Sustaining Gnetum L. (Gnetaceae) in Africa through improved taxonomy and domestication
Biye, Elvire Hortense

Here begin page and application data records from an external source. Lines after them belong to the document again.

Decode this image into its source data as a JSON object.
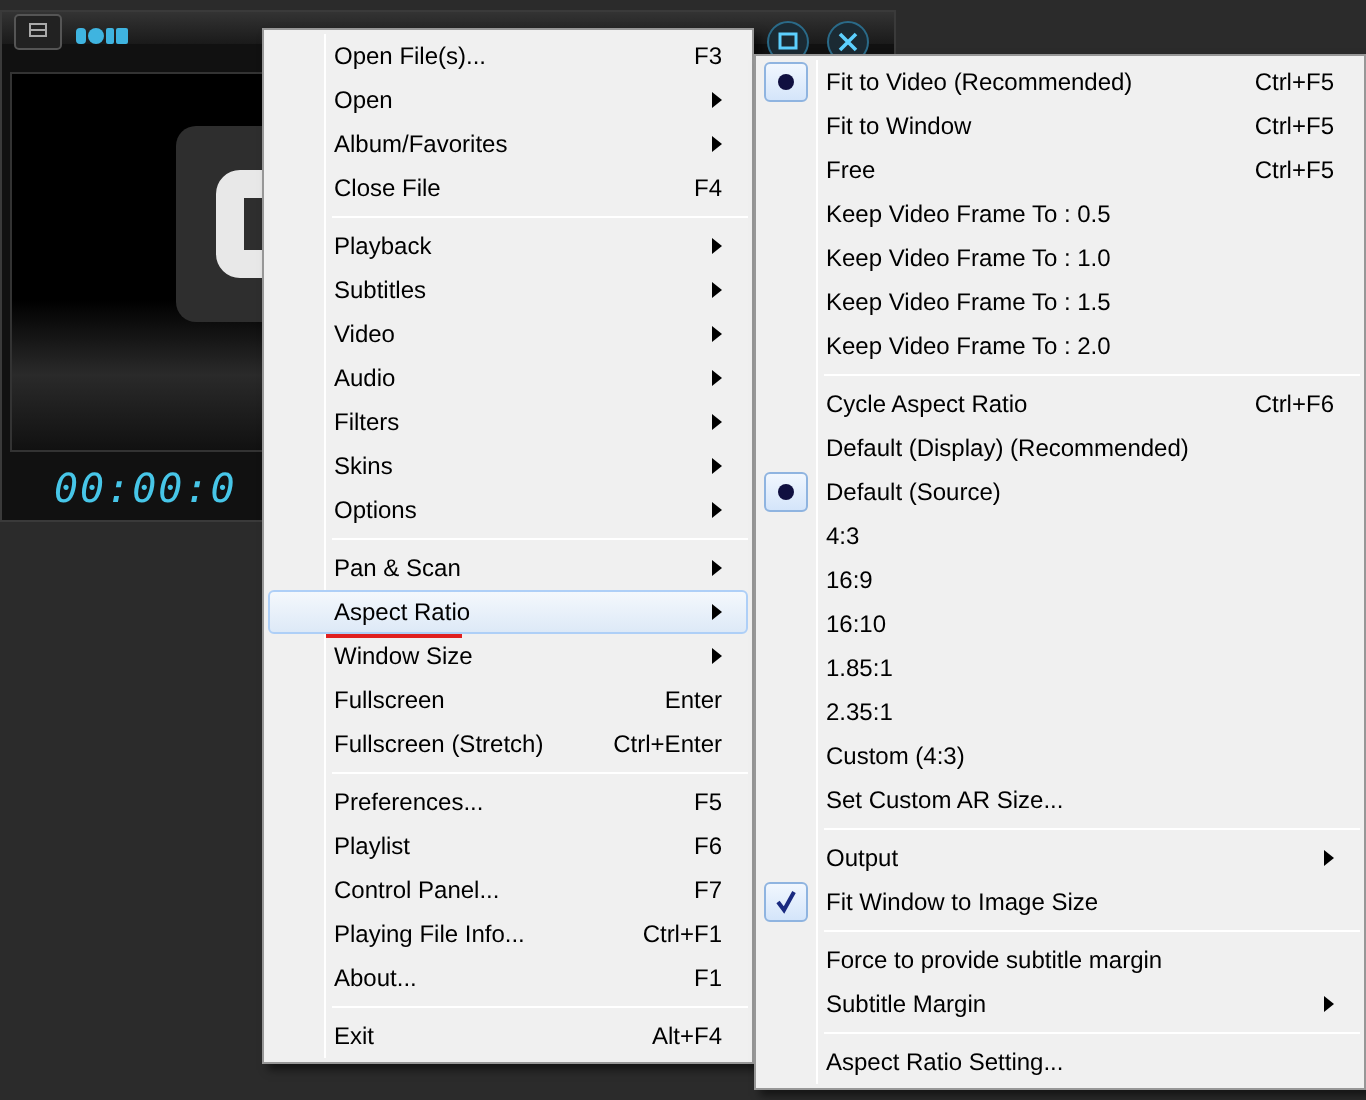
{
  "player": {
    "time": "00:00:0"
  },
  "context_menu": {
    "groups": [
      {
        "items": [
          {
            "label": "Open File(s)...",
            "shortcut": "F3",
            "submenu": false,
            "selected": false
          },
          {
            "label": "Open",
            "submenu": true,
            "selected": false
          },
          {
            "label": "Album/Favorites",
            "submenu": true,
            "selected": false
          },
          {
            "label": "Close File",
            "shortcut": "F4",
            "submenu": false,
            "selected": false
          }
        ]
      },
      {
        "items": [
          {
            "label": "Playback",
            "submenu": true,
            "selected": false
          },
          {
            "label": "Subtitles",
            "submenu": true,
            "selected": false
          },
          {
            "label": "Video",
            "submenu": true,
            "selected": false
          },
          {
            "label": "Audio",
            "submenu": true,
            "selected": false
          },
          {
            "label": "Filters",
            "submenu": true,
            "selected": false
          },
          {
            "label": "Skins",
            "submenu": true,
            "selected": false
          },
          {
            "label": "Options",
            "submenu": true,
            "selected": false
          }
        ]
      },
      {
        "items": [
          {
            "label": "Pan & Scan",
            "submenu": true,
            "selected": false
          },
          {
            "label": "Aspect Ratio",
            "submenu": true,
            "selected": true,
            "underlined": true
          },
          {
            "label": "Window Size",
            "submenu": true,
            "selected": false
          },
          {
            "label": "Fullscreen",
            "shortcut": "Enter",
            "submenu": false,
            "selected": false
          },
          {
            "label": "Fullscreen (Stretch)",
            "shortcut": "Ctrl+Enter",
            "submenu": false,
            "selected": false
          }
        ]
      },
      {
        "items": [
          {
            "label": "Preferences...",
            "shortcut": "F5",
            "submenu": false,
            "selected": false
          },
          {
            "label": "Playlist",
            "shortcut": "F6",
            "submenu": false,
            "selected": false
          },
          {
            "label": "Control Panel...",
            "shortcut": "F7",
            "submenu": false,
            "selected": false
          },
          {
            "label": "Playing File Info...",
            "shortcut": "Ctrl+F1",
            "submenu": false,
            "selected": false
          },
          {
            "label": "About...",
            "shortcut": "F1",
            "submenu": false,
            "selected": false
          }
        ]
      },
      {
        "items": [
          {
            "label": "Exit",
            "shortcut": "Alt+F4",
            "submenu": false,
            "selected": false
          }
        ]
      }
    ]
  },
  "aspect_ratio_submenu": {
    "groups": [
      {
        "items": [
          {
            "label": "Fit to Video (Recommended)",
            "shortcut": "Ctrl+F5",
            "submenu": false,
            "checked": true,
            "kind": "radio"
          },
          {
            "label": "Fit to Window",
            "shortcut": "Ctrl+F5",
            "submenu": false,
            "checked": false,
            "kind": "radio"
          },
          {
            "label": "Free",
            "shortcut": "Ctrl+F5",
            "submenu": false,
            "checked": false,
            "kind": "radio"
          },
          {
            "label": "Keep Video Frame To : 0.5",
            "submenu": false,
            "checked": false,
            "kind": "radio"
          },
          {
            "label": "Keep Video Frame To : 1.0",
            "submenu": false,
            "checked": false,
            "kind": "radio"
          },
          {
            "label": "Keep Video Frame To : 1.5",
            "submenu": false,
            "checked": false,
            "kind": "radio"
          },
          {
            "label": "Keep Video Frame To : 2.0",
            "submenu": false,
            "checked": false,
            "kind": "radio"
          }
        ]
      },
      {
        "items": [
          {
            "label": "Cycle Aspect Ratio",
            "shortcut": "Ctrl+F6",
            "submenu": false,
            "checked": false,
            "kind": "radio"
          },
          {
            "label": "Default (Display) (Recommended)",
            "submenu": false,
            "checked": false,
            "kind": "radio"
          },
          {
            "label": "Default (Source)",
            "submenu": false,
            "checked": true,
            "kind": "radio"
          },
          {
            "label": "4:3",
            "submenu": false,
            "checked": false,
            "kind": "radio"
          },
          {
            "label": "16:9",
            "submenu": false,
            "checked": false,
            "kind": "radio"
          },
          {
            "label": "16:10",
            "submenu": false,
            "checked": false,
            "kind": "radio"
          },
          {
            "label": "1.85:1",
            "submenu": false,
            "checked": false,
            "kind": "radio"
          },
          {
            "label": "2.35:1",
            "submenu": false,
            "checked": false,
            "kind": "radio"
          },
          {
            "label": "Custom (4:3)",
            "submenu": false,
            "checked": false,
            "kind": "radio"
          },
          {
            "label": "Set Custom AR Size...",
            "submenu": false,
            "checked": false,
            "kind": "radio"
          }
        ]
      },
      {
        "items": [
          {
            "label": "Output",
            "submenu": true,
            "checked": false,
            "kind": "check"
          },
          {
            "label": "Fit Window to Image Size",
            "submenu": false,
            "checked": true,
            "kind": "check"
          }
        ]
      },
      {
        "items": [
          {
            "label": "Force to provide subtitle margin",
            "submenu": false,
            "checked": false,
            "kind": "check"
          },
          {
            "label": "Subtitle Margin",
            "submenu": true,
            "checked": false,
            "kind": "check"
          }
        ]
      },
      {
        "items": [
          {
            "label": "Aspect Ratio Setting...",
            "submenu": false,
            "checked": false,
            "kind": "check"
          }
        ]
      }
    ]
  }
}
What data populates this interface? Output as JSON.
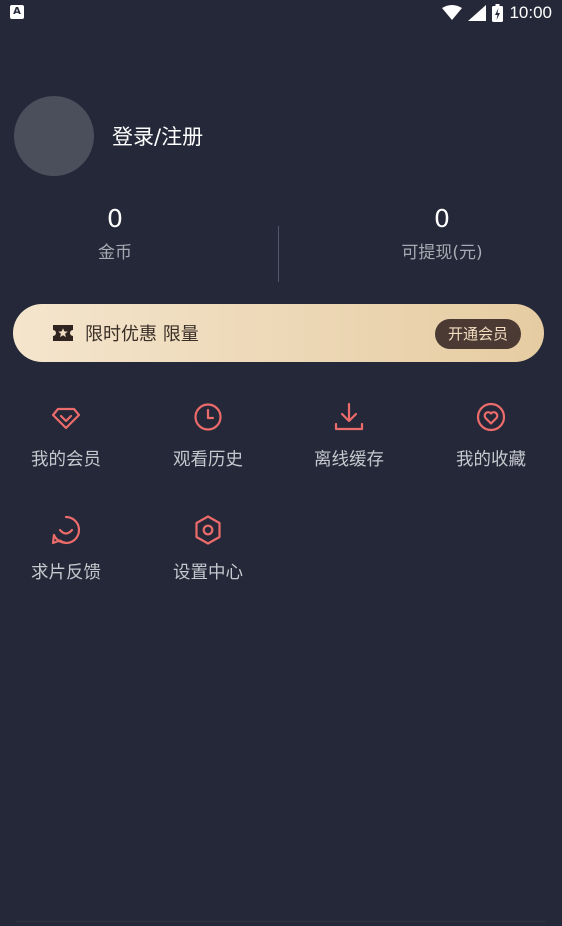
{
  "status_bar": {
    "notification_glyph": "A",
    "time": "10:00",
    "icons": [
      "wifi-icon",
      "signal-icon",
      "battery-icon"
    ]
  },
  "profile": {
    "login_label": "登录/注册"
  },
  "stats": {
    "coins": {
      "value": "0",
      "label": "金币"
    },
    "withdrawable": {
      "value": "0",
      "label": "可提现(元)"
    }
  },
  "promo": {
    "text": "限时优惠 限量",
    "button_label": "开通会员",
    "icon": "ticket-star-icon"
  },
  "menu": [
    {
      "label": "我的会员",
      "icon": "diamond-icon"
    },
    {
      "label": "观看历史",
      "icon": "clock-icon"
    },
    {
      "label": "离线缓存",
      "icon": "download-icon"
    },
    {
      "label": "我的收藏",
      "icon": "heart-icon"
    },
    {
      "label": "求片反馈",
      "icon": "smile-chat-icon"
    },
    {
      "label": "设置中心",
      "icon": "hexagon-gear-icon"
    }
  ],
  "colors": {
    "background": "#242838",
    "icon_accent": "#ec6b6b",
    "promo_gradient_start": "#f4e5cd",
    "promo_gradient_end": "#e6cca2",
    "promo_button": "#4a3a33",
    "label_gray": "#c6c8ce"
  }
}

Gnetum L. (Gnetales) plants are useful gymnosperms in Africa that alleviate poverty in the local community as they are widely sold and used as vegetable (‘eru’). The African species of this genus are however difficult to distinguish from one another, are threatened due to over-exploitation and therefore face the risk of disappearing before they are adequately known. This study aims to clarify the taxonomy of the vulnerable Gnetum species in Africa and to promote sustainable utilization and conservation of the species. Thus, sustainable strategies involve, on the one hand, the identification of various species suitable for conservation and, on the other hand, the supply of management guidelines for cultivation based on taste data. The specific objectives undertaken in the genus Gnetum in Africa are to: - investigate the various species to be recognized in the genus in Africa and the important features that distinguish them. - determine how the cultivated material relates to the naturally occurring taxa. - elucidate species limits based on genetic patterns. - identify anatomical features useful to distinguish species in general and to match female plants to corresponding males in particular. - evaluate any variation in taste between Gnetum populations. - examine the mechanism involved in seed germination in order to promote their sustainable utilization in cultivation. To address the taxonomic problems in the genus Gnetum in Africa, the types and the original descriptions were used to identify and help attribute names to the various forms; numerical analyses of morphological characters were carried out to illustrate the distribution of any variation among various specimens; molecular and anatomical tools were also used to reveal additional characters to differentiate and recognize species and to match male and female specimens. In an attempt to sustain Gnetum plants in Africa so that the lives of those who depend on it are not affected in the near future, several strategies are undertaken. Taste analysis was applied to explore species with the best taste for promotion and the type of leaves to harvest thus limiting mass destruction of the entire Gnetum plant. So variation in taste of the leaves of Gnetum (‘eru’ meal) with respect to species, provenance and age of leaf was investigated using both questionnaire survey and the gustatory approach. Seed germination trials were carried out as a possible means to selective cultivation that could result in the bulk production of Gnetum plants and so relieve pressure on natural populations. Gnetum species in Africa present different morphological structures useful for taxonomic clarification. These species are better distinguished morphologically by their reproductive structures; the vegetative features vary within species and even on the same specimen. The original applications of the names Gnetum africanum Welw. and Gnetum buchholzianum Engl. have been clarified and two new African species have been identified: Gnetum interruptum E.H. Biye sp. nov. and Gnetum latispicum E.H. Biye sp. nov. A key to these species is provided and useful characters to recognize species in the genus Gnetum in Africa are discussed. Taste analysis permitted the identification of specific factors for horticulturalists to know which species to propagate for leaves of Gnetum. For example in the course of the investigation, it was found that the leaves of G. buchholzianum taste best in ‘eru’ meals, that good Gnetum leaves for ‘eru’ were collected from every region but only the young leaves were best for ‘eru’ meals. In addition, seeds of Gnetum species in Africa are orthodox i.e. they exhibit dormancy but nevertheless they germinate under artificial or nursery conditions when exposed to the appropriate treatments. The study clarified the taxonomic status of Gnetum species in Africa and also provided information to identify the forms with good agronomic traits and the conservation strategy to explore in order to sustain Gnetum in Africa for future uses.